** Data to examine follows **
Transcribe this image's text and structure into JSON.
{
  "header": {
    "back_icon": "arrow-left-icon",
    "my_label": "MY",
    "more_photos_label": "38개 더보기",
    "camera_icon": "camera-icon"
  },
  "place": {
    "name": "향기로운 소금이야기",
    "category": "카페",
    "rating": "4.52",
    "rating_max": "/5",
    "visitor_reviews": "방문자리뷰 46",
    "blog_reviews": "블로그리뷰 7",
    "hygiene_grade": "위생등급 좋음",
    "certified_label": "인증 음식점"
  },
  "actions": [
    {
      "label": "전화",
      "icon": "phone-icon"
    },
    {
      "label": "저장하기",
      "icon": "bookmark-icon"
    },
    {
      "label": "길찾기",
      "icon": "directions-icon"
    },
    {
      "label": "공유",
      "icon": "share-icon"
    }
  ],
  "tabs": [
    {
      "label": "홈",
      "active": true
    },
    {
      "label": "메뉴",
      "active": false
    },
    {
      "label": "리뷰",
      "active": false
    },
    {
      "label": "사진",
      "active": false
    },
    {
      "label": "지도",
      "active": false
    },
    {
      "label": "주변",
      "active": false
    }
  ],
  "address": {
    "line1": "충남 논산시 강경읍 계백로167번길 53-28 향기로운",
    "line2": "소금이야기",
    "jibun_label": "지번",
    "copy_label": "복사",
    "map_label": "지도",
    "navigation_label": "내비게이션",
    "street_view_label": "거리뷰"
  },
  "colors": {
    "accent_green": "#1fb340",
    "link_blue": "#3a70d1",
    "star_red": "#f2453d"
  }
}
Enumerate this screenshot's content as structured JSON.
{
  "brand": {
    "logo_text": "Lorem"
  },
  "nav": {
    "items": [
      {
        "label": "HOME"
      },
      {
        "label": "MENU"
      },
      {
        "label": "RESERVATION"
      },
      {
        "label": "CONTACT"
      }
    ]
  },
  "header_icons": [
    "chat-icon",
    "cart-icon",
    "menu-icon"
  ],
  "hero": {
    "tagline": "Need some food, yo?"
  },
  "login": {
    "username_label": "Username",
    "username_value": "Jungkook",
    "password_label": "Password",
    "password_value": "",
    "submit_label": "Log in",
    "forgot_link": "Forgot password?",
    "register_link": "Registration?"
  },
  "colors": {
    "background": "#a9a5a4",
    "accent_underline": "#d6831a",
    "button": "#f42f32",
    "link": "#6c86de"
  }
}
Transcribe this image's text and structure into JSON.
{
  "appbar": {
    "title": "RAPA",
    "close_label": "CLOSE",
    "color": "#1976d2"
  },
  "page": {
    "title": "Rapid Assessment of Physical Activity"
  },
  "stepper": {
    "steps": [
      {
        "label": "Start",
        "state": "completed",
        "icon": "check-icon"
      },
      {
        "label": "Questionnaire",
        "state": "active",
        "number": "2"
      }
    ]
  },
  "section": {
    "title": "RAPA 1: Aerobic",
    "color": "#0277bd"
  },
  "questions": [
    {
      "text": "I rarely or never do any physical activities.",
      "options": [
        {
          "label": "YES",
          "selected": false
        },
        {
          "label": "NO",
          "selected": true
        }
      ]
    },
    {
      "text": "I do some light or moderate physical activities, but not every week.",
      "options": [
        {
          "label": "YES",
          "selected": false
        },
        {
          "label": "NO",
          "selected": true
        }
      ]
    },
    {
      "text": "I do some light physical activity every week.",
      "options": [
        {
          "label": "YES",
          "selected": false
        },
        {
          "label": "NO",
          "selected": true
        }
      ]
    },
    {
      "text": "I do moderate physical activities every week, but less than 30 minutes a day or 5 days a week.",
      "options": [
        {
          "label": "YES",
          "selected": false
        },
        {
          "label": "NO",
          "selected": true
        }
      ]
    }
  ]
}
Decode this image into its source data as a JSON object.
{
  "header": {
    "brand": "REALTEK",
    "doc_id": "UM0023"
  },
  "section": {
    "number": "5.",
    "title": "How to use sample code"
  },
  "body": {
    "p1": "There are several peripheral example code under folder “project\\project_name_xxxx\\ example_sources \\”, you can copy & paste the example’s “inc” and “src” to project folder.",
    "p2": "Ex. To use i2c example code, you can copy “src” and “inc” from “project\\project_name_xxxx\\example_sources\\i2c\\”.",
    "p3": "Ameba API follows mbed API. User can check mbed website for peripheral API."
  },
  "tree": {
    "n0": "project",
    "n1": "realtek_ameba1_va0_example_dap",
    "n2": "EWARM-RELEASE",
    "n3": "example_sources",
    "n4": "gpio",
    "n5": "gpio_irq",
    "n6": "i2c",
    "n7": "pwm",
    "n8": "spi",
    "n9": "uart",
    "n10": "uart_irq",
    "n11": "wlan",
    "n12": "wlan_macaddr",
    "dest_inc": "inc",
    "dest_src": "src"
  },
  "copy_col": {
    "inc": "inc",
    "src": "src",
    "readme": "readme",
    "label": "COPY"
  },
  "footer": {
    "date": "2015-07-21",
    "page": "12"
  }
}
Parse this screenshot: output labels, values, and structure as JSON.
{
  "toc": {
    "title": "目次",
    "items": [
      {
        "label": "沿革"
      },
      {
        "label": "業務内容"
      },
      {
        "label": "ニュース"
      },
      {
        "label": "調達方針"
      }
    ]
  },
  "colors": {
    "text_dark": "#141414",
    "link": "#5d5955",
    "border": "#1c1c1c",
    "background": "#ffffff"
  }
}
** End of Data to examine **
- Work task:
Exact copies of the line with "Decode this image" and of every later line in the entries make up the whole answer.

- Solution to this exercise:
Decode this image into its source data as a JSON object.
{
  "header": {
    "brand": "REALTEK",
    "doc_id": "UM0023"
  },
  "section": {
    "number": "5.",
    "title": "How to use sample code"
  },
  "body": {
    "p1": "There are several peripheral example code under folder “project\\project_name_xxxx\\ example_sources \\”, you can copy & paste the example’s “inc” and “src” to project folder.",
    "p2": "Ex. To use i2c example code, you can copy “src” and “inc” from “project\\project_name_xxxx\\example_sources\\i2c\\”.",
    "p3": "Ameba API follows mbed API. User can check mbed website for peripheral API."
  },
  "tree": {
    "n0": "project",
    "n1": "realtek_ameba1_va0_example_dap",
    "n2": "EWARM-RELEASE",
    "n3": "example_sources",
    "n4": "gpio",
    "n5": "gpio_irq",
    "n6": "i2c",
    "n7": "pwm",
    "n8": "spi",
    "n9": "uart",
    "n10": "uart_irq",
    "n11": "wlan",
    "n12": "wlan_macaddr",
    "dest_inc": "inc",
    "dest_src": "src"
  },
  "copy_col": {
    "inc": "inc",
    "src": "src",
    "readme": "readme",
    "label": "COPY"
  },
  "footer": {
    "date": "2015-07-21",
    "page": "12"
  }
}
Parse this screenshot: output labels, values, and structure as JSON.
{
  "toc": {
    "title": "目次",
    "items": [
      {
        "label": "沿革"
      },
      {
        "label": "業務内容"
      },
      {
        "label": "ニュース"
      },
      {
        "label": "調達方針"
      }
    ]
  },
  "colors": {
    "text_dark": "#141414",
    "link": "#5d5955",
    "border": "#1c1c1c",
    "background": "#ffffff"
  }
}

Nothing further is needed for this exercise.